## WORK REQUEST
Print every record below exactly as written.

START EXCERPTED RECORDS

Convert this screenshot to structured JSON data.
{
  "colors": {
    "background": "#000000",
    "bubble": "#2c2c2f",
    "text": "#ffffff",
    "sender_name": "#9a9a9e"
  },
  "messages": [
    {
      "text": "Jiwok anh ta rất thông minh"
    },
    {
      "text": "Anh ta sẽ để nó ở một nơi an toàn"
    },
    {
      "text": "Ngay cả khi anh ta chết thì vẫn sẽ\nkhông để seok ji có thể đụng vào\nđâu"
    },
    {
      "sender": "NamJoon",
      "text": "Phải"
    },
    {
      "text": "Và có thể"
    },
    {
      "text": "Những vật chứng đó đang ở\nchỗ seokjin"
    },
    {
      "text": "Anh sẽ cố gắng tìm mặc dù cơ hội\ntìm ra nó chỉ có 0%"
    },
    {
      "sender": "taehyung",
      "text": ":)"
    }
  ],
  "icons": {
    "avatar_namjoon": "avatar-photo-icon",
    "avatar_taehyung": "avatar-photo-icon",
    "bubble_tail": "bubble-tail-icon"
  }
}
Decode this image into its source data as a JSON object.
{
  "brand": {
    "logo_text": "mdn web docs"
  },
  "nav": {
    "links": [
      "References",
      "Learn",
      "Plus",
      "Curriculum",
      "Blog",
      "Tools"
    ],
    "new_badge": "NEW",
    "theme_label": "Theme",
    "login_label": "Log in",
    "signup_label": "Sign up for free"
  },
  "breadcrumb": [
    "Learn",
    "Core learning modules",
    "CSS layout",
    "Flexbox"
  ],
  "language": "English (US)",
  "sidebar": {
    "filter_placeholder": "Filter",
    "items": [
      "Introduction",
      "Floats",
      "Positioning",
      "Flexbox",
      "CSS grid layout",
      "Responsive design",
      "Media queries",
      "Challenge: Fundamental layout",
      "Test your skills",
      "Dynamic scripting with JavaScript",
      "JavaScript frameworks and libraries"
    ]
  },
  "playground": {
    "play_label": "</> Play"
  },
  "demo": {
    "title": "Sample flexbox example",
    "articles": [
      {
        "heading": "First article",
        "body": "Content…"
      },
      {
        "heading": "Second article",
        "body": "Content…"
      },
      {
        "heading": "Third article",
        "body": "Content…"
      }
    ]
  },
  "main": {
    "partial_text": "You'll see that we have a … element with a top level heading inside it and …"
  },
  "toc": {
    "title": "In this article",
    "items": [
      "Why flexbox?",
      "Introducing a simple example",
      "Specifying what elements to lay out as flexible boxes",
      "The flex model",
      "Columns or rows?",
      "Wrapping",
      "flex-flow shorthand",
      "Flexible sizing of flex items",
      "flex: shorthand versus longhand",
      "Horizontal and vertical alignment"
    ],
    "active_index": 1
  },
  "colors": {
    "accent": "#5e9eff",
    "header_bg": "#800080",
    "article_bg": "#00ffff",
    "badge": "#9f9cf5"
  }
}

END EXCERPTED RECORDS

## YOUR SOLUTION
Convert this screenshot to structured JSON data.
{
  "colors": {
    "background": "#000000",
    "bubble": "#2c2c2f",
    "text": "#ffffff",
    "sender_name": "#9a9a9e"
  },
  "messages": [
    {
      "text": "Jiwok anh ta rất thông minh"
    },
    {
      "text": "Anh ta sẽ để nó ở một nơi an toàn"
    },
    {
      "text": "Ngay cả khi anh ta chết thì vẫn sẽ\nkhông để seok ji có thể đụng vào\nđâu"
    },
    {
      "sender": "NamJoon",
      "text": "Phải"
    },
    {
      "text": "Và có thể"
    },
    {
      "text": "Những vật chứng đó đang ở\nchỗ seokjin"
    },
    {
      "text": "Anh sẽ cố gắng tìm mặc dù cơ hội\ntìm ra nó chỉ có 0%"
    },
    {
      "sender": "taehyung",
      "text": ":)"
    }
  ],
  "icons": {
    "avatar_namjoon": "avatar-photo-icon",
    "avatar_taehyung": "avatar-photo-icon",
    "bubble_tail": "bubble-tail-icon"
  }
}
Decode this image into its source data as a JSON object.
{
  "brand": {
    "logo_text": "mdn web docs"
  },
  "nav": {
    "links": [
      "References",
      "Learn",
      "Plus",
      "Curriculum",
      "Blog",
      "Tools"
    ],
    "new_badge": "NEW",
    "theme_label": "Theme",
    "login_label": "Log in",
    "signup_label": "Sign up for free"
  },
  "breadcrumb": [
    "Learn",
    "Core learning modules",
    "CSS layout",
    "Flexbox"
  ],
  "language": "English (US)",
  "sidebar": {
    "filter_placeholder": "Filter",
    "items": [
      "Introduction",
      "Floats",
      "Positioning",
      "Flexbox",
      "CSS grid layout",
      "Responsive design",
      "Media queries",
      "Challenge: Fundamental layout",
      "Test your skills",
      "Dynamic scripting with JavaScript",
      "JavaScript frameworks and libraries"
    ]
  },
  "playground": {
    "play_label": "</> Play"
  },
  "demo": {
    "title": "Sample flexbox example",
    "articles": [
      {
        "heading": "First article",
        "body": "Content…"
      },
      {
        "heading": "Second article",
        "body": "Content…"
      },
      {
        "heading": "Third article",
        "body": "Content…"
      }
    ]
  },
  "main": {
    "partial_text": "You'll see that we have a … element with a top level heading inside it and …"
  },
  "toc": {
    "title": "In this article",
    "items": [
      "Why flexbox?",
      "Introducing a simple example",
      "Specifying what elements to lay out as flexible boxes",
      "The flex model",
      "Columns or rows?",
      "Wrapping",
      "flex-flow shorthand",
      "Flexible sizing of flex items",
      "flex: shorthand versus longhand",
      "Horizontal and vertical alignment"
    ],
    "active_index": 1
  },
  "colors": {
    "accent": "#5e9eff",
    "header_bg": "#800080",
    "article_bg": "#00ffff",
    "badge": "#9f9cf5"
  }
}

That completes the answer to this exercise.